====== Entries provided ======

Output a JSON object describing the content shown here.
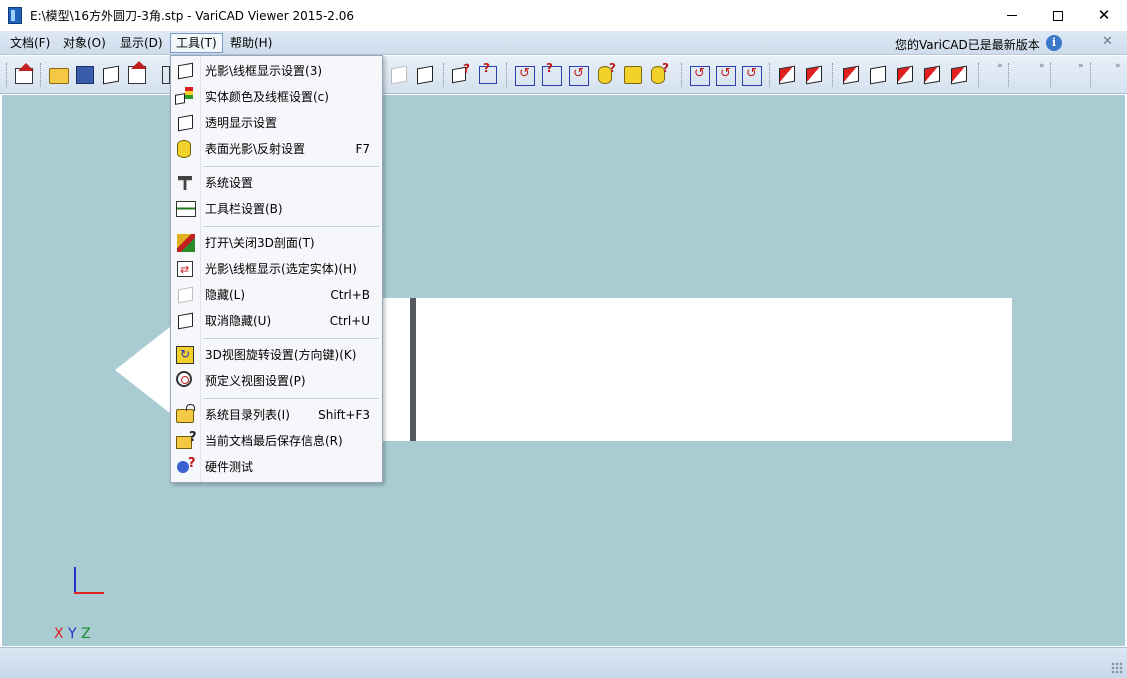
{
  "window": {
    "title": "E:\\模型\\16方外圆刀-3角.stp - VariCAD Viewer 2015-2.06",
    "minimize_label": "",
    "maximize_label": "",
    "close_label": "✕"
  },
  "menubar": {
    "items": [
      {
        "label": "文档(F)"
      },
      {
        "label": "对象(O)"
      },
      {
        "label": "显示(D)"
      },
      {
        "label": "工具(T)"
      },
      {
        "label": "帮助(H)"
      }
    ],
    "update_notice": "您的VariCAD已是最新版本",
    "info_icon_glyph": "i",
    "close_glyph": "✕"
  },
  "toolbar": {
    "overflow_glyph": "»"
  },
  "tools_menu": {
    "items": [
      {
        "label": "光影\\线框显示设置(3)",
        "shortcut": ""
      },
      {
        "label": "实体颜色及线框设置(c)",
        "shortcut": ""
      },
      {
        "label": "透明显示设置",
        "shortcut": ""
      },
      {
        "label": "表面光影\\反射设置",
        "shortcut": "F7"
      },
      {
        "label": "系统设置",
        "shortcut": ""
      },
      {
        "label": "工具栏设置(B)",
        "shortcut": ""
      },
      {
        "label": "打开\\关闭3D剖面(T)",
        "shortcut": ""
      },
      {
        "label": "光影\\线框显示(选定实体)(H)",
        "shortcut": ""
      },
      {
        "label": "隐藏(L)",
        "shortcut": "Ctrl+B"
      },
      {
        "label": "取消隐藏(U)",
        "shortcut": "Ctrl+U"
      },
      {
        "label": "3D视图旋转设置(方向键)(K)",
        "shortcut": ""
      },
      {
        "label": "预定义视图设置(P)",
        "shortcut": ""
      },
      {
        "label": "系统目录列表(I)",
        "shortcut": "Shift+F3"
      },
      {
        "label": "当前文档最后保存信息(R)",
        "shortcut": ""
      },
      {
        "label": "硬件测试",
        "shortcut": ""
      }
    ]
  },
  "viewport": {
    "axis_x": "X",
    "axis_y": "Y",
    "axis_z": "Z",
    "background_color": "#a9ccd3"
  }
}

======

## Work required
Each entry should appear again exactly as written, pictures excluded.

## Written reply
Output a JSON object describing the content shown here.
{
  "window": {
    "title": "E:\\模型\\16方外圆刀-3角.stp - VariCAD Viewer 2015-2.06",
    "minimize_label": "",
    "maximize_label": "",
    "close_label": "✕"
  },
  "menubar": {
    "items": [
      {
        "label": "文档(F)"
      },
      {
        "label": "对象(O)"
      },
      {
        "label": "显示(D)"
      },
      {
        "label": "工具(T)"
      },
      {
        "label": "帮助(H)"
      }
    ],
    "update_notice": "您的VariCAD已是最新版本",
    "info_icon_glyph": "i",
    "close_glyph": "✕"
  },
  "toolbar": {
    "overflow_glyph": "»"
  },
  "tools_menu": {
    "items": [
      {
        "label": "光影\\线框显示设置(3)",
        "shortcut": ""
      },
      {
        "label": "实体颜色及线框设置(c)",
        "shortcut": ""
      },
      {
        "label": "透明显示设置",
        "shortcut": ""
      },
      {
        "label": "表面光影\\反射设置",
        "shortcut": "F7"
      },
      {
        "label": "系统设置",
        "shortcut": ""
      },
      {
        "label": "工具栏设置(B)",
        "shortcut": ""
      },
      {
        "label": "打开\\关闭3D剖面(T)",
        "shortcut": ""
      },
      {
        "label": "光影\\线框显示(选定实体)(H)",
        "shortcut": ""
      },
      {
        "label": "隐藏(L)",
        "shortcut": "Ctrl+B"
      },
      {
        "label": "取消隐藏(U)",
        "shortcut": "Ctrl+U"
      },
      {
        "label": "3D视图旋转设置(方向键)(K)",
        "shortcut": ""
      },
      {
        "label": "预定义视图设置(P)",
        "shortcut": ""
      },
      {
        "label": "系统目录列表(I)",
        "shortcut": "Shift+F3"
      },
      {
        "label": "当前文档最后保存信息(R)",
        "shortcut": ""
      },
      {
        "label": "硬件测试",
        "shortcut": ""
      }
    ]
  },
  "viewport": {
    "axis_x": "X",
    "axis_y": "Y",
    "axis_z": "Z",
    "background_color": "#a9ccd3"
  }
}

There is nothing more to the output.